The Japanese encephalitis virus (JEV), like Dengue-Virus, Yellow fever virus or West Nile fever virus, belongs to the family of Flaviviruses. The genome consists of a single-stranded plus-strand RNA with a size of 11 kb (kilobases). The RNA encodes for 3 structural proteins (capsid-, membrane- and envelope protein) and 7 non-structural proteins (enzymes). The virus can be found in Japan, but also in all temperate and tropical zones of south-east Asiawhere 30.000 to 50.000 human cases are reported each year. Main focuses are rural regions with rice production and pig-breeding, but there are also infections in urban regions of developed Asian countries. Like most arboviruses, Japanese encephalitis is spread by infected mosquitoes. However, a direct transmission between humans is not possible. Domestic animals like horses, pigs and dogs can be infected by the virus, too. More than 95% of human infections proceed without any clinical symptoms, 5% of the cases develop encephalitis (very often with late neurological sequelae) and 0, 5 per cent of these cases end fatal.
So far, Japanese encephalitis virus is still exotic to Germany even though vector competent mosquitoes are present.

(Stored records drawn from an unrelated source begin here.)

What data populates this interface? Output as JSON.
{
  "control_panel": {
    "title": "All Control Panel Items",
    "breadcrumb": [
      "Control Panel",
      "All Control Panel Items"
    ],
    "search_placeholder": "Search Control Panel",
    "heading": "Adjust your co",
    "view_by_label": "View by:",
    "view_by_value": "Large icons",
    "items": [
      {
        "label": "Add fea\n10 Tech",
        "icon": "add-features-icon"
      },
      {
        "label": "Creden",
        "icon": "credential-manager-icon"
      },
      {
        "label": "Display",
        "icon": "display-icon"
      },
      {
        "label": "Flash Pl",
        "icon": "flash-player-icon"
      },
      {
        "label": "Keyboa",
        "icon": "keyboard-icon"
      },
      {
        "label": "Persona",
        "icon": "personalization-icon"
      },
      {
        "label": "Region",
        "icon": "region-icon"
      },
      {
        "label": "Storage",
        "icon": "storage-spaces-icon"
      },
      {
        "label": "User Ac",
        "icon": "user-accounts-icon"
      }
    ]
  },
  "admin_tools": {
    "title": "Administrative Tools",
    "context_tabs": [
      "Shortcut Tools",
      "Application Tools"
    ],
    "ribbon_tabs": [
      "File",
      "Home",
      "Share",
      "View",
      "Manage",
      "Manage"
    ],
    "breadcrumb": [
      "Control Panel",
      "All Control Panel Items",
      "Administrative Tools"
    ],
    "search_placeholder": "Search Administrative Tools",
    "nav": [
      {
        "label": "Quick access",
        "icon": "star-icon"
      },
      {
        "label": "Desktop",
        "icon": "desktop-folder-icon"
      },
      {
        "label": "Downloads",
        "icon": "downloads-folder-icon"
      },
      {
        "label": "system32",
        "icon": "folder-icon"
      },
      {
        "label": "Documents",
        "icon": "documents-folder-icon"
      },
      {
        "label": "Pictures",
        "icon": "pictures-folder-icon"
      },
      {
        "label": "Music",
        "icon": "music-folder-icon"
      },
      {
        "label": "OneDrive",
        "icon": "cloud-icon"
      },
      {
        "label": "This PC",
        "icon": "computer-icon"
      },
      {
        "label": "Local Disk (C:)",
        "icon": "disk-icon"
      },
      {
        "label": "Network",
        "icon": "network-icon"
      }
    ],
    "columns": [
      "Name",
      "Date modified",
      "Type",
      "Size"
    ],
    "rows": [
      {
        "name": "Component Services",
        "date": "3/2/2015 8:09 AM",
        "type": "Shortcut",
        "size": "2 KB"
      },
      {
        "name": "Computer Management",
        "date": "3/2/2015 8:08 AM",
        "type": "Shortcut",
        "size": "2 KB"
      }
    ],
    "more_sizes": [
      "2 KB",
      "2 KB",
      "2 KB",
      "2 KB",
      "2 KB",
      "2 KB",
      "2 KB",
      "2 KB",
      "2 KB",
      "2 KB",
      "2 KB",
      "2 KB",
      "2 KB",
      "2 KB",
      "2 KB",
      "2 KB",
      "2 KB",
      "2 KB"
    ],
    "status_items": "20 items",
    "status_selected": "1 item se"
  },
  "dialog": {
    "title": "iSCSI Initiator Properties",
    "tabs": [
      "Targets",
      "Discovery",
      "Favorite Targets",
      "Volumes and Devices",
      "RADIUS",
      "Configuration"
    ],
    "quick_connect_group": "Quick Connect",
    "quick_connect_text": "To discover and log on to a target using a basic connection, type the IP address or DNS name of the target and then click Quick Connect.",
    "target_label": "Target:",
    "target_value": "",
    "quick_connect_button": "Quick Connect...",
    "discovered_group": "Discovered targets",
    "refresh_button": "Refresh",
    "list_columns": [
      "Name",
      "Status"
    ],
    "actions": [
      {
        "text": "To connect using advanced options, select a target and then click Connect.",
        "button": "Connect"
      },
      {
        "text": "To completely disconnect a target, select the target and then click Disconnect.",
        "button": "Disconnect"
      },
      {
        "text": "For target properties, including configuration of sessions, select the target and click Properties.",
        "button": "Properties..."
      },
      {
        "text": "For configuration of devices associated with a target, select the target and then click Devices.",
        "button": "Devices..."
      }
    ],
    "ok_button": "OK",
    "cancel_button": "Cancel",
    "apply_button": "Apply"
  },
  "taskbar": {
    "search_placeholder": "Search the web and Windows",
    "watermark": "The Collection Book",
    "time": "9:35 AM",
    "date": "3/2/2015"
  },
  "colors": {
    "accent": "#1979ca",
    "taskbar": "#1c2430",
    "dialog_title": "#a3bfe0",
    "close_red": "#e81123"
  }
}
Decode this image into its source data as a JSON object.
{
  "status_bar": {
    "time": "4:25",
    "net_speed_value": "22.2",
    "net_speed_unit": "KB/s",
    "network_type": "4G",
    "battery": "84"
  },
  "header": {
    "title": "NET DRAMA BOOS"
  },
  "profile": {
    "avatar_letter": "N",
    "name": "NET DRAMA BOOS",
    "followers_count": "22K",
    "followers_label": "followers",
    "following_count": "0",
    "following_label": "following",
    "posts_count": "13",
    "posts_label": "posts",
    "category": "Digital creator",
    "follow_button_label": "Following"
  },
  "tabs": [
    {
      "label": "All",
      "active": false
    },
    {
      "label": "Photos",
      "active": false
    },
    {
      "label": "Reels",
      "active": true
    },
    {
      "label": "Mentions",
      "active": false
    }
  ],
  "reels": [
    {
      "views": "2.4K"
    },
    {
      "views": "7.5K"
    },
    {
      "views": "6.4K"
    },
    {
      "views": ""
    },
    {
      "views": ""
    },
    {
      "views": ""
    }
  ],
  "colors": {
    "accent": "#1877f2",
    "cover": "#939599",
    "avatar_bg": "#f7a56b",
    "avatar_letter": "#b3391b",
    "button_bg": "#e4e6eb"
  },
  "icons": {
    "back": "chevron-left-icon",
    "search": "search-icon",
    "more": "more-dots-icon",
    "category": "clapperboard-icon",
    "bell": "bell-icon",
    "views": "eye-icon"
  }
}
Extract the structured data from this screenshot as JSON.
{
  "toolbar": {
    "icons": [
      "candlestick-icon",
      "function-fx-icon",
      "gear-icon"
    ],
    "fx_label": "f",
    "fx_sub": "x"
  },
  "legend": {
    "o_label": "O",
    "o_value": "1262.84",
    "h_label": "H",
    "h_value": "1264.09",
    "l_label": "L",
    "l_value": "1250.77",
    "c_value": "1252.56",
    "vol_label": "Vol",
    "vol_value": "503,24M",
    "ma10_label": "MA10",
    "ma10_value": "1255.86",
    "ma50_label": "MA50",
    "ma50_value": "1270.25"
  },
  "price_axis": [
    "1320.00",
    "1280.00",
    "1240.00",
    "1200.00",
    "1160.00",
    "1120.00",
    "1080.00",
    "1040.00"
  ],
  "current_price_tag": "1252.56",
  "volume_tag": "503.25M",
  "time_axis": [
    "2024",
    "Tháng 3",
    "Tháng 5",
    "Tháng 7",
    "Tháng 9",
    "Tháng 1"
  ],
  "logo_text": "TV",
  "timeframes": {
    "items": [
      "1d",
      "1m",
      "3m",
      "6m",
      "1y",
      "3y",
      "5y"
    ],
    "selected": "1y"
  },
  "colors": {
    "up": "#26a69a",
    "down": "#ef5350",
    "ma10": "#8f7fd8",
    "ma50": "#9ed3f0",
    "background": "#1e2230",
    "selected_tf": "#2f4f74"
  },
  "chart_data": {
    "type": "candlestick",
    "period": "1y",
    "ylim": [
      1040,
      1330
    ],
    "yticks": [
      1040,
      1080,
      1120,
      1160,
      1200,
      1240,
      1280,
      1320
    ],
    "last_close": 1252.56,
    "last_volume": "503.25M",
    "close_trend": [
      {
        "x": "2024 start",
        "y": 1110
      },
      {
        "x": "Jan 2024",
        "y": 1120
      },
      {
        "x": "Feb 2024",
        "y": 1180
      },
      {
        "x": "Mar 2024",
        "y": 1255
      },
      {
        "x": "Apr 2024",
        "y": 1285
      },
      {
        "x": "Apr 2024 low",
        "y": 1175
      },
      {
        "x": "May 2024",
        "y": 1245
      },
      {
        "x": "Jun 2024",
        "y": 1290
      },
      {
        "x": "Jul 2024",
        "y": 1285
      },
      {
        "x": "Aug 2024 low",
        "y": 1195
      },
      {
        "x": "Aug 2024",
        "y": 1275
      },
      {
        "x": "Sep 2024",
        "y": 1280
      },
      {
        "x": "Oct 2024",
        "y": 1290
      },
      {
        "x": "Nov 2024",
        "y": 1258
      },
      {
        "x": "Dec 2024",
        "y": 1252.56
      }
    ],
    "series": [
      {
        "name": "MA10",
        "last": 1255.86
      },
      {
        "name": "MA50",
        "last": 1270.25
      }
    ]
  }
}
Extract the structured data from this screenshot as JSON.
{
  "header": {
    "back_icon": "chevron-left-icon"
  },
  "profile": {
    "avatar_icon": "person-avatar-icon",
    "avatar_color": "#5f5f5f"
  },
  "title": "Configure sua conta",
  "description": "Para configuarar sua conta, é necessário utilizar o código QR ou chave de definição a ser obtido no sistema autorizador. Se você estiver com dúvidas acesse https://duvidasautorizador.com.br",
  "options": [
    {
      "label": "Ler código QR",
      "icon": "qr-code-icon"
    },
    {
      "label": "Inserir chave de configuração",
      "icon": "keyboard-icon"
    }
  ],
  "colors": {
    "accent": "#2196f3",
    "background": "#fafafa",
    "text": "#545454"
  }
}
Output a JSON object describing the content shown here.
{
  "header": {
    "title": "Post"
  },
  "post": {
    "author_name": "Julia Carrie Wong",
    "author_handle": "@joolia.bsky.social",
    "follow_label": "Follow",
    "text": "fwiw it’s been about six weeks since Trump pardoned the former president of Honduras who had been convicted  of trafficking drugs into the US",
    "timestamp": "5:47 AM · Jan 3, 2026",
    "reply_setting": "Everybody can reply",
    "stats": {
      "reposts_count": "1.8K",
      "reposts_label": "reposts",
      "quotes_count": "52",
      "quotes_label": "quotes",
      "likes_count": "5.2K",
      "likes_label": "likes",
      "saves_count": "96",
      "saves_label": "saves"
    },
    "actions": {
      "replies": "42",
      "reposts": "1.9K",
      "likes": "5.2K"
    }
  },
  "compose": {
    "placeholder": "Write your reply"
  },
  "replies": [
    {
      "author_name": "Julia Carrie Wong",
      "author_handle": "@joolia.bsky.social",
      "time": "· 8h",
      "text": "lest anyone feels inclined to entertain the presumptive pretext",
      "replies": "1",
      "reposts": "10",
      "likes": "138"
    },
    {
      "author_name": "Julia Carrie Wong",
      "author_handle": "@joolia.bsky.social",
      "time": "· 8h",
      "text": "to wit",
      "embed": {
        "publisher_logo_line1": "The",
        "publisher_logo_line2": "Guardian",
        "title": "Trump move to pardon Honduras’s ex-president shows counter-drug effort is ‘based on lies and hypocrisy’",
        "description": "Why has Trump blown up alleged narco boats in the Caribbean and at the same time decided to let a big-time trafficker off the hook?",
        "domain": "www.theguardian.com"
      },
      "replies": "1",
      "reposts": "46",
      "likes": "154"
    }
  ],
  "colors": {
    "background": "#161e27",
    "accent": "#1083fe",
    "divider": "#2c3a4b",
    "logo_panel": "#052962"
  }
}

The NRL can perform molecular-biological (qRT-PCR) and serological tests (ELISA and VNT) within the scope of free testing or for the clarification of possible differential diagnoses.